From affordable housing to an Oxford quad, beauty and practicality cut through debates over cladding, billionaires – and a mound
What can be said of a world where one billionaire wants to build a giant tulip-shaped tower of little practical use and another wants to house thousands of students in windowless rooms in a block with all the charm of an Amazon distribution centre? The first, designed by Foster + Partners for the Brazilian Jacob Safra, was supposed somehow to boost confidence in the City of London by building what would have been only the world’s second highest flower-themed absurdity, a taller Lotus Tower having already been built in Colombo, Sri Lanka. The second, Munger Hall, is the dormitory for the University of California, Santa Barbara, where in return for donating $200m of the $1.5bn cost the 97-year-old Charlie Munger is insisting that 94% of residents have no natural light in their rooms.
At least the British government saw sense and refused the Tulip planning permission, whereas plans are still proceeding for Munger Hall.

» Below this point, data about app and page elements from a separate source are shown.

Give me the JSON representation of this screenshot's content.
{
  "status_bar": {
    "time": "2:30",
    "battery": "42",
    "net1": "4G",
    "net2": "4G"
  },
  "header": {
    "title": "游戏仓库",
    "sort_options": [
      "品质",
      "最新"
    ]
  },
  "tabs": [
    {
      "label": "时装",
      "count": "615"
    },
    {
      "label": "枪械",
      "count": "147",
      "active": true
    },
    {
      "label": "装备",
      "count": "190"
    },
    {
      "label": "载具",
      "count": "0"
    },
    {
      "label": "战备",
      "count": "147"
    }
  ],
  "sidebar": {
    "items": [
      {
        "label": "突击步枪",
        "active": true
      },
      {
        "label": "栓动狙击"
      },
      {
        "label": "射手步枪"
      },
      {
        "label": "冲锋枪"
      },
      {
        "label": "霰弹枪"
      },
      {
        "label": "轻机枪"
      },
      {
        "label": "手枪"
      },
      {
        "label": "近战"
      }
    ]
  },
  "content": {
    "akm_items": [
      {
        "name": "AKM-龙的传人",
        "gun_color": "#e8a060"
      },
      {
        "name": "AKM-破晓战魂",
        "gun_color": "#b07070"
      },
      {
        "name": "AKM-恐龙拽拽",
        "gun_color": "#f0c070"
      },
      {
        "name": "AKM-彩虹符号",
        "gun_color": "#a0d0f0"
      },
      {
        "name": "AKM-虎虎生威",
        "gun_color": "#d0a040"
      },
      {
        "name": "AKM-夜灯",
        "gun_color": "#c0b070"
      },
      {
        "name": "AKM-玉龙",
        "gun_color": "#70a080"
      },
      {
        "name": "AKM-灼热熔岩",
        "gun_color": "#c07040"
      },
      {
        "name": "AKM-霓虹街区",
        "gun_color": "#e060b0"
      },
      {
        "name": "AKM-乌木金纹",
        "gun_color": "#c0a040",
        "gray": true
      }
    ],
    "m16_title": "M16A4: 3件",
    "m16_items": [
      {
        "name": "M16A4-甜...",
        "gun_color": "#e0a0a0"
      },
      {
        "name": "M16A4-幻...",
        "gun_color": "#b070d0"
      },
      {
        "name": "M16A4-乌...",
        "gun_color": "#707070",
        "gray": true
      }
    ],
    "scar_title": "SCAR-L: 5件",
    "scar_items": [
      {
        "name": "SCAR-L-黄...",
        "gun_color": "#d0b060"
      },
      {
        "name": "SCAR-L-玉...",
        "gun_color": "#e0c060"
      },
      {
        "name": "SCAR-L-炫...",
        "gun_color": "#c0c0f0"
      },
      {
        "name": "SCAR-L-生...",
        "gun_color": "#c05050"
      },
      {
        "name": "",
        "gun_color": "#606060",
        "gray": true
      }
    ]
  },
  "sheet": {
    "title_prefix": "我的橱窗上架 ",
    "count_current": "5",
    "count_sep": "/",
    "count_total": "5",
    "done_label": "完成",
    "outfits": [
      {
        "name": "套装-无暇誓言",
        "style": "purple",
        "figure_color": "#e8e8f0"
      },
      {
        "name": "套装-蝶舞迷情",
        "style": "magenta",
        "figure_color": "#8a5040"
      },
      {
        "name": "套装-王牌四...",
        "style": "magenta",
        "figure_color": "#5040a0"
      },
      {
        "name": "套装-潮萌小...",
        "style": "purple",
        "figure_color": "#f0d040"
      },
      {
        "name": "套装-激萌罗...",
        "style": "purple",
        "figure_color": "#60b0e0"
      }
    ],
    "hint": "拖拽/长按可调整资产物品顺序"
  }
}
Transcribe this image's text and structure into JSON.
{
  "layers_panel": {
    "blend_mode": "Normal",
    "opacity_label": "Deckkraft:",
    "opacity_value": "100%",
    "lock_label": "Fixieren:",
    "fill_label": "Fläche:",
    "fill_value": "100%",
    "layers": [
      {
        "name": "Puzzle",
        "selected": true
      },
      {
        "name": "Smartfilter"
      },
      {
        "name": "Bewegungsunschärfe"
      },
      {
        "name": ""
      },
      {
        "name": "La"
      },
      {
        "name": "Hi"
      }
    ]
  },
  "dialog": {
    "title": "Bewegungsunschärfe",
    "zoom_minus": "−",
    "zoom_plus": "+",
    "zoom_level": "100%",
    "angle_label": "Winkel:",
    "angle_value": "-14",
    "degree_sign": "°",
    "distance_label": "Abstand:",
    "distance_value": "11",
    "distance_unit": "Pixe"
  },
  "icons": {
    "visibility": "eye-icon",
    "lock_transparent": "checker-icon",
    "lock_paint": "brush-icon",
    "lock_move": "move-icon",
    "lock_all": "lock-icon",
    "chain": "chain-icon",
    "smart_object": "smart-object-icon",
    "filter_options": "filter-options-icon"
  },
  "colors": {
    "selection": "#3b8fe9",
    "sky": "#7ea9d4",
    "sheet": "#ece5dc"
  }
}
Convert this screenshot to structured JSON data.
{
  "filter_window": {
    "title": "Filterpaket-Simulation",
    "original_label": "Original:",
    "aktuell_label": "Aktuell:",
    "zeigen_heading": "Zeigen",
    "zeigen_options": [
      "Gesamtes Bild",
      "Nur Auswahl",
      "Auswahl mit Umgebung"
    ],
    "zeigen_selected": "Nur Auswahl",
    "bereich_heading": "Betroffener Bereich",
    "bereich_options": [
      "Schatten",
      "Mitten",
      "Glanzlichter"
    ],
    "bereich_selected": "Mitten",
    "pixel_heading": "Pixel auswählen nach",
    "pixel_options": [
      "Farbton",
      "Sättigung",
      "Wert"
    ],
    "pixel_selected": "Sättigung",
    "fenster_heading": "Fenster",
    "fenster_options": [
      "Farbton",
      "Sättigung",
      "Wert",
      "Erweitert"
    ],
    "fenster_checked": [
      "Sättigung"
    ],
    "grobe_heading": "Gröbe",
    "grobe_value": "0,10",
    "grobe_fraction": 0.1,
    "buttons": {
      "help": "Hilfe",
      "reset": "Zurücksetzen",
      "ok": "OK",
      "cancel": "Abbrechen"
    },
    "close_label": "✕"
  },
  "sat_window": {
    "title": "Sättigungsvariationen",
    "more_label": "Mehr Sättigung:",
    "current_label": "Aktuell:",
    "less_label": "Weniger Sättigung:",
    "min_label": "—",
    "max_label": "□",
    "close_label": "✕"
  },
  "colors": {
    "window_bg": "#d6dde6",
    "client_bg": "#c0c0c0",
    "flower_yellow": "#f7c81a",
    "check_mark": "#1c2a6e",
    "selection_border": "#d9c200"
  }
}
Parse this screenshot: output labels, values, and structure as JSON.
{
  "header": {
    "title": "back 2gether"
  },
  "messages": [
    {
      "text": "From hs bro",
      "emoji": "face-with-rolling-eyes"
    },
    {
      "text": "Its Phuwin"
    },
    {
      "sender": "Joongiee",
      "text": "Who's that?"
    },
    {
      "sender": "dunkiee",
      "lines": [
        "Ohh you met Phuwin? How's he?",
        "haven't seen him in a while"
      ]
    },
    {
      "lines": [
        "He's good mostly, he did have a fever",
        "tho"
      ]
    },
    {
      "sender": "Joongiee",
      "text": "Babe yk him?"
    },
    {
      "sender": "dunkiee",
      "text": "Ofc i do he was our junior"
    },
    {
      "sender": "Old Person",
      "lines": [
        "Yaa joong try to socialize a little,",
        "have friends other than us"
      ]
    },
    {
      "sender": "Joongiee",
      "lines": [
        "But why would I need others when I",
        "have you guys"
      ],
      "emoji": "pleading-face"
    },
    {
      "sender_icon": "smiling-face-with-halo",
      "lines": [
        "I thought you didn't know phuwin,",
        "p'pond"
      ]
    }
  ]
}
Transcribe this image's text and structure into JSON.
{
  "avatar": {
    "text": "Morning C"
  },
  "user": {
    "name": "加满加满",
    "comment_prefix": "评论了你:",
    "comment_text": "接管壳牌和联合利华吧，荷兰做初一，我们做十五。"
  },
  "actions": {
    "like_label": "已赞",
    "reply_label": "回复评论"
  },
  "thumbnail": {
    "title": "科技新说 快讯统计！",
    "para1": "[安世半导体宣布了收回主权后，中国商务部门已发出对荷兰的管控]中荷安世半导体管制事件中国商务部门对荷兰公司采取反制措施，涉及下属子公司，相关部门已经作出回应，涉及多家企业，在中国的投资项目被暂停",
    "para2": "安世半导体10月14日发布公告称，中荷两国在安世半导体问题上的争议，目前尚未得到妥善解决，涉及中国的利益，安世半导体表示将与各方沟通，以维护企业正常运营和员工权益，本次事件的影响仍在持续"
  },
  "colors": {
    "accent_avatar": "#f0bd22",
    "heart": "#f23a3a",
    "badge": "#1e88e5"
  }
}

Both projects seem driven by ego, but in the wide space between the brutal functionalism of the latter and the redundant gesturing of the former you might hope to find places where beauty is put in the service of the usual and unusual needs of human life. My top five, I submit, achieve this.